**TO DO**
Your answer should be the lines of the data below that contain "this".
(DATA Opens)
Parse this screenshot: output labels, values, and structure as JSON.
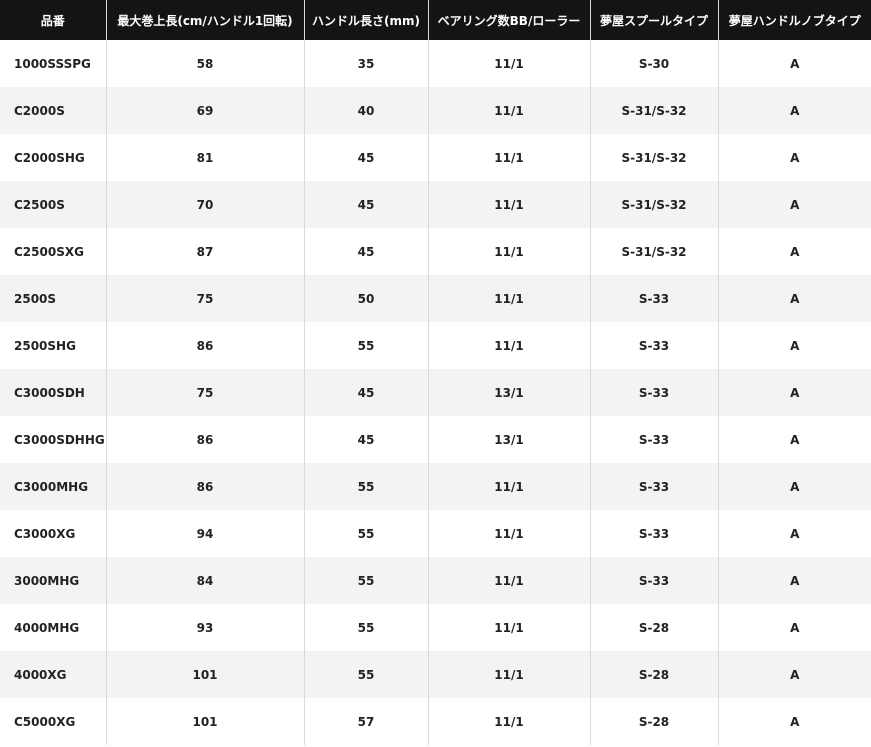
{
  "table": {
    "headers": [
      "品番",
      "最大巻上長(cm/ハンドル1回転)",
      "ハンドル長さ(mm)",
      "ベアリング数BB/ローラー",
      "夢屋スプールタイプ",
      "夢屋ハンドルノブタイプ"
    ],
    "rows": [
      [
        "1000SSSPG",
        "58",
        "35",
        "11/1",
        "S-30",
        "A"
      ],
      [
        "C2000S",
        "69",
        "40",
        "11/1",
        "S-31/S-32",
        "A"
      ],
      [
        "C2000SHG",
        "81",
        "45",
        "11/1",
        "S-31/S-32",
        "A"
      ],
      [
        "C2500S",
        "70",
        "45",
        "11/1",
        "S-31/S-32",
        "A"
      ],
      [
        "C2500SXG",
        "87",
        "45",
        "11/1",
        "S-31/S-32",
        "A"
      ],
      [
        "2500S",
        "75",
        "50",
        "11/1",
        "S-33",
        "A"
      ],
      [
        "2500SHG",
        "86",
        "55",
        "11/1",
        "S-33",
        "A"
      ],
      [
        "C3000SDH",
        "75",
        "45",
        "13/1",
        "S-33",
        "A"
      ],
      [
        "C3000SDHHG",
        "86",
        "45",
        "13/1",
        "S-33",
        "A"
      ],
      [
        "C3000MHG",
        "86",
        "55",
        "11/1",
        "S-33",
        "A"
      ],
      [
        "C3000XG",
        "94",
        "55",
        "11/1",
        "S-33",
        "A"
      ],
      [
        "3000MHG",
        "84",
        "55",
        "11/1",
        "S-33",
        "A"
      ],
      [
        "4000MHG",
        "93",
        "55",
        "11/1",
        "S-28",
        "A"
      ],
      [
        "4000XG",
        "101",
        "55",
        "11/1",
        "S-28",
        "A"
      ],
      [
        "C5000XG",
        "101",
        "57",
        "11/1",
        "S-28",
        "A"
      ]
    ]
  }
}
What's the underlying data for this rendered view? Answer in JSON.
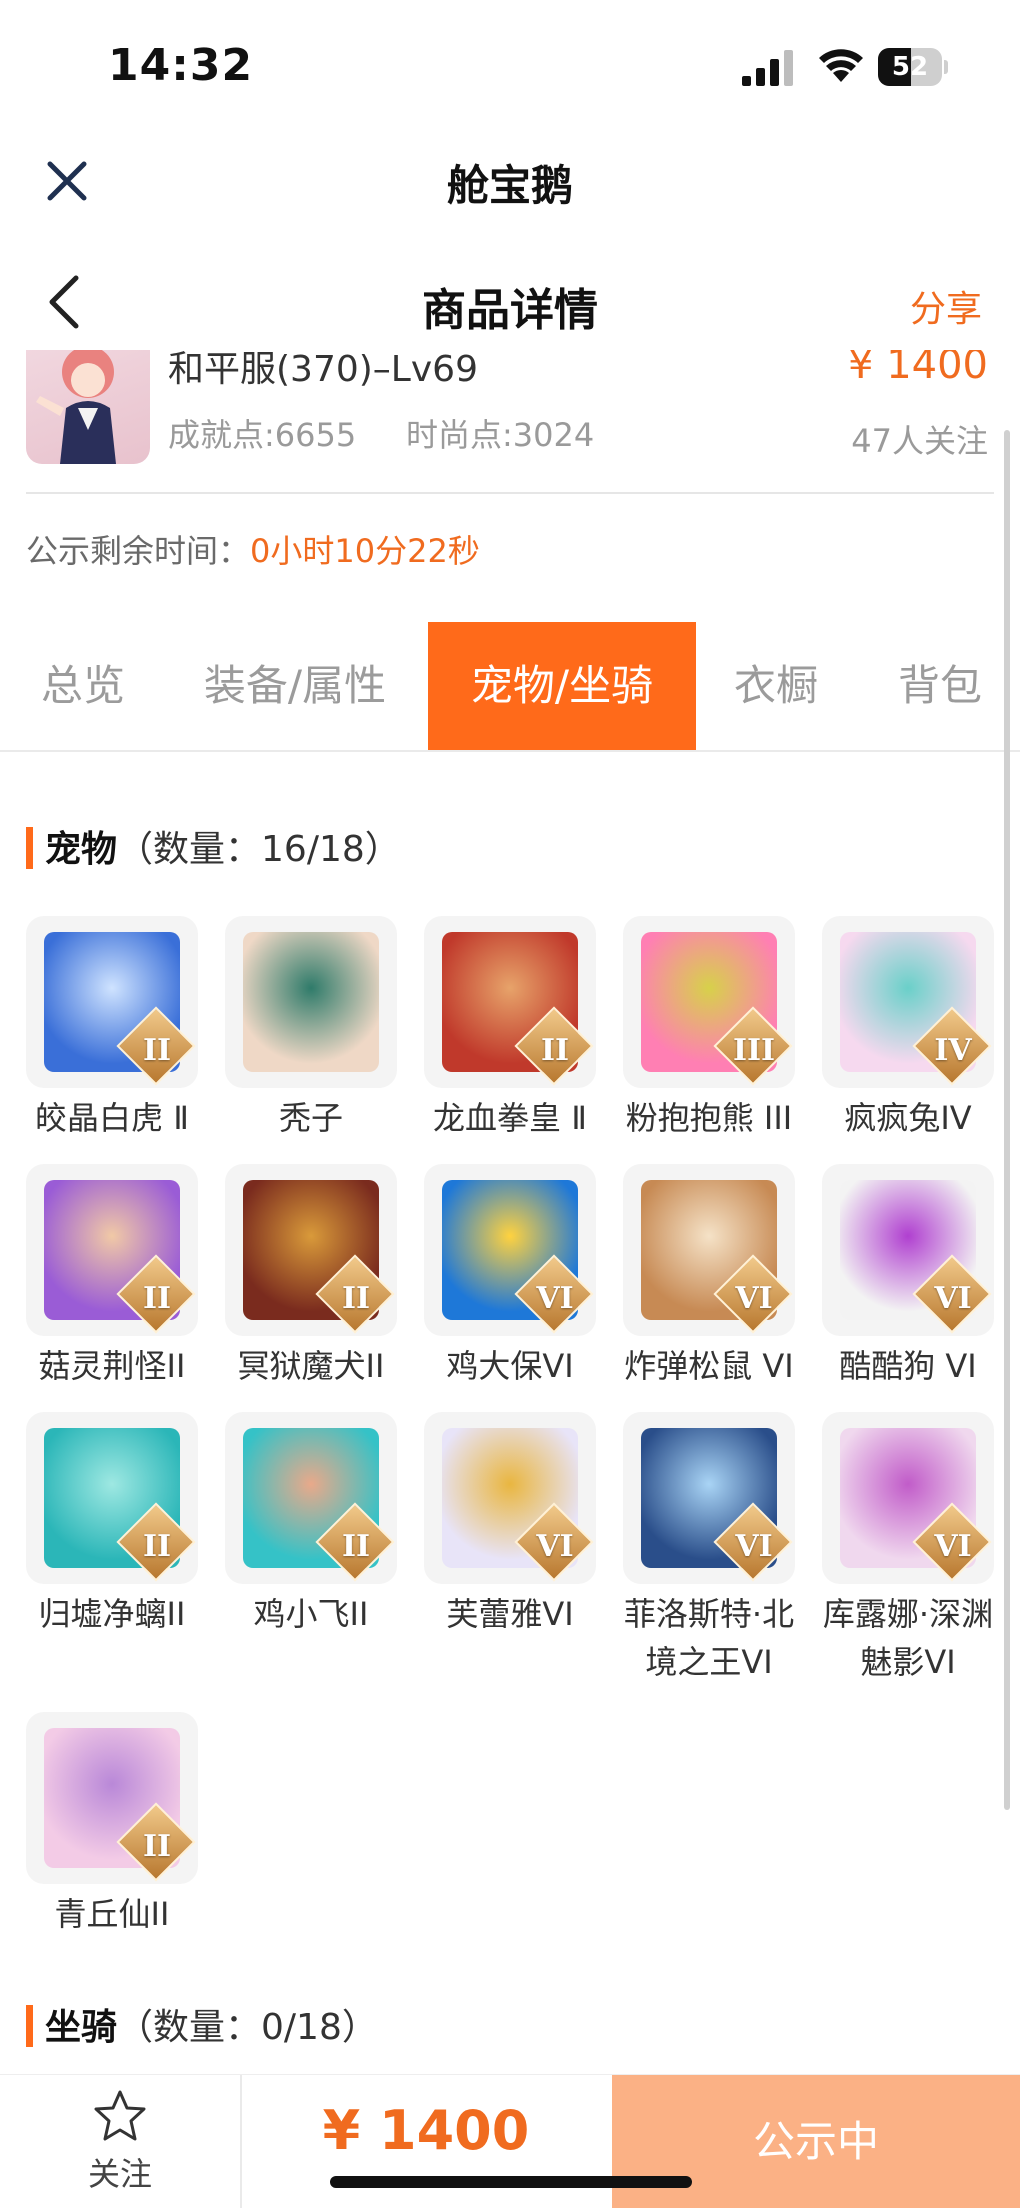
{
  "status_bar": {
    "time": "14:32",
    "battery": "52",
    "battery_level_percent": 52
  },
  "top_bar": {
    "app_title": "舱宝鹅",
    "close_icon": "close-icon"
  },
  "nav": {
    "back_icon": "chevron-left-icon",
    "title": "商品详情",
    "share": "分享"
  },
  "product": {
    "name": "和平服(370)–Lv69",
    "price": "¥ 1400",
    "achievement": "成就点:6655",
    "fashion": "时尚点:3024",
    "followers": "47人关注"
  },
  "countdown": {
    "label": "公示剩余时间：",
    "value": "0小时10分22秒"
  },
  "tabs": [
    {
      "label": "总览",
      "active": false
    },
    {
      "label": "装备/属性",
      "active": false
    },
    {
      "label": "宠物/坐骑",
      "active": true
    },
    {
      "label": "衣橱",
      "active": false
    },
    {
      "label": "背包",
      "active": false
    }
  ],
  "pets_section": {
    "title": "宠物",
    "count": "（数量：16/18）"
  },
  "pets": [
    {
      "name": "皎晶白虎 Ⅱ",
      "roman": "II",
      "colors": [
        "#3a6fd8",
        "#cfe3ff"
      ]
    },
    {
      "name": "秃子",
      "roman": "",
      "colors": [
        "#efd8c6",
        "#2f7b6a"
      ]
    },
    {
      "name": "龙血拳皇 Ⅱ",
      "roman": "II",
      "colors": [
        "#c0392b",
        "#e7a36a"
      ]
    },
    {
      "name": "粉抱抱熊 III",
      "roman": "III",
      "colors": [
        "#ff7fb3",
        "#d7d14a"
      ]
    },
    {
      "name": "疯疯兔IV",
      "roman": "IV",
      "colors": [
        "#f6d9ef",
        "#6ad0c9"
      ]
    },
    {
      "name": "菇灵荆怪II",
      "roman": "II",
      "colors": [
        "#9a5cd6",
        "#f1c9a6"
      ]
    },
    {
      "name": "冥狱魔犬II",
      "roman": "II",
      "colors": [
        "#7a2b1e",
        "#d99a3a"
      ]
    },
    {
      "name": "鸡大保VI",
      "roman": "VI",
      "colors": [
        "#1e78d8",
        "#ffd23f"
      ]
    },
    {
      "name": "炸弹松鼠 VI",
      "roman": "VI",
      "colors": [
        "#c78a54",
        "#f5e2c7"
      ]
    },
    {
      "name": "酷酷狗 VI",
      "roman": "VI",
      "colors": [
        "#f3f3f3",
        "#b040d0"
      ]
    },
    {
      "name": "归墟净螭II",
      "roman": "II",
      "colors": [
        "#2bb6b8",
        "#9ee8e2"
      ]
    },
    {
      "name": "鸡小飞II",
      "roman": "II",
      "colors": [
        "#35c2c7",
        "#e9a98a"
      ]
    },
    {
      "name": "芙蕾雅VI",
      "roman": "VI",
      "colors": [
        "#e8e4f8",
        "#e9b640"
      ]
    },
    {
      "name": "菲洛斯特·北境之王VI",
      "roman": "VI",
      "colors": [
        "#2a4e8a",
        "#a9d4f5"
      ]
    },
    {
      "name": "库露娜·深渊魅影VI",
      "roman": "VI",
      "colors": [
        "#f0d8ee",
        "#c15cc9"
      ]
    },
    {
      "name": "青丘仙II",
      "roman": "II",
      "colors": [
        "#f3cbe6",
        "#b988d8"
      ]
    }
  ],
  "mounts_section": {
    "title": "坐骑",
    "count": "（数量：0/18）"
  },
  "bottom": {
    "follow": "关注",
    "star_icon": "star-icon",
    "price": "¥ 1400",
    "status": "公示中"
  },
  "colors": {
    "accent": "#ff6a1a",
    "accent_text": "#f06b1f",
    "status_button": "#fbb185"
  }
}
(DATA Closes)
**WRITTEN SOLUTION**
Parse this screenshot: output labels, values, and structure as JSON.
What's the underlying data for this rendered view? Answer in JSON.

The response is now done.